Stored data
..............................

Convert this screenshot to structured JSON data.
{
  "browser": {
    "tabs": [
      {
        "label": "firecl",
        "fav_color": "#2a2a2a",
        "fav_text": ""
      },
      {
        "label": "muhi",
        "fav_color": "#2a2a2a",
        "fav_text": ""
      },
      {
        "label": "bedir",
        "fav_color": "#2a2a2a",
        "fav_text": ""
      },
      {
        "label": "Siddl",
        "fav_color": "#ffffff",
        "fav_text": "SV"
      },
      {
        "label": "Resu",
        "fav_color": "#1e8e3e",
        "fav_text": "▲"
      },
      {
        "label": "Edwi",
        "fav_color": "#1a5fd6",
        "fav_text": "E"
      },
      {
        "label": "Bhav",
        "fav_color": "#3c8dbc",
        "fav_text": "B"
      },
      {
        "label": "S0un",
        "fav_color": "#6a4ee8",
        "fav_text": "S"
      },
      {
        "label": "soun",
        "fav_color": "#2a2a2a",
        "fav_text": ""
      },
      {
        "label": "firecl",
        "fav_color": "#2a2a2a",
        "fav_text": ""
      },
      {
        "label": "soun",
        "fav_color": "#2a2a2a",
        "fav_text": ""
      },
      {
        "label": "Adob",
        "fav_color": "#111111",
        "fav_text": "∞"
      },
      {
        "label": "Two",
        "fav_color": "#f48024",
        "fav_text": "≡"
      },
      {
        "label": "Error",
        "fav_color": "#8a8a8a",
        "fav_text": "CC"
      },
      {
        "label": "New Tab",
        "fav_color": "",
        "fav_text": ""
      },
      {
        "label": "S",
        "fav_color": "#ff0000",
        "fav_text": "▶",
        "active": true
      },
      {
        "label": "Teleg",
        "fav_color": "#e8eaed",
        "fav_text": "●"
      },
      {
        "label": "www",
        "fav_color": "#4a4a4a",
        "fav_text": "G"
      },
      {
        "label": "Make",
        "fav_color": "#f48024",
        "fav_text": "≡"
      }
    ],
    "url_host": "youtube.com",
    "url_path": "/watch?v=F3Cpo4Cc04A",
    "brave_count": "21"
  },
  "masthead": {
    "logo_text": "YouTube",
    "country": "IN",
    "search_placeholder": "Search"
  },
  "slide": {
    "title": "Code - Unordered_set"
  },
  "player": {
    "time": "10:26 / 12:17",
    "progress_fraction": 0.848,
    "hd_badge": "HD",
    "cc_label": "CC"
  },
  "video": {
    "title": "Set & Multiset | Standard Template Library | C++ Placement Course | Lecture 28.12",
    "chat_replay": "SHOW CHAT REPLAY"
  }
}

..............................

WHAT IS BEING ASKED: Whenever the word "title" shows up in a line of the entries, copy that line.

EXERCISE RESPONSE:
    "title": "Code - Unordered_set"
    "title": "Set & Multiset | Standard Template Library | C++ Placement Course | Lecture 28.12",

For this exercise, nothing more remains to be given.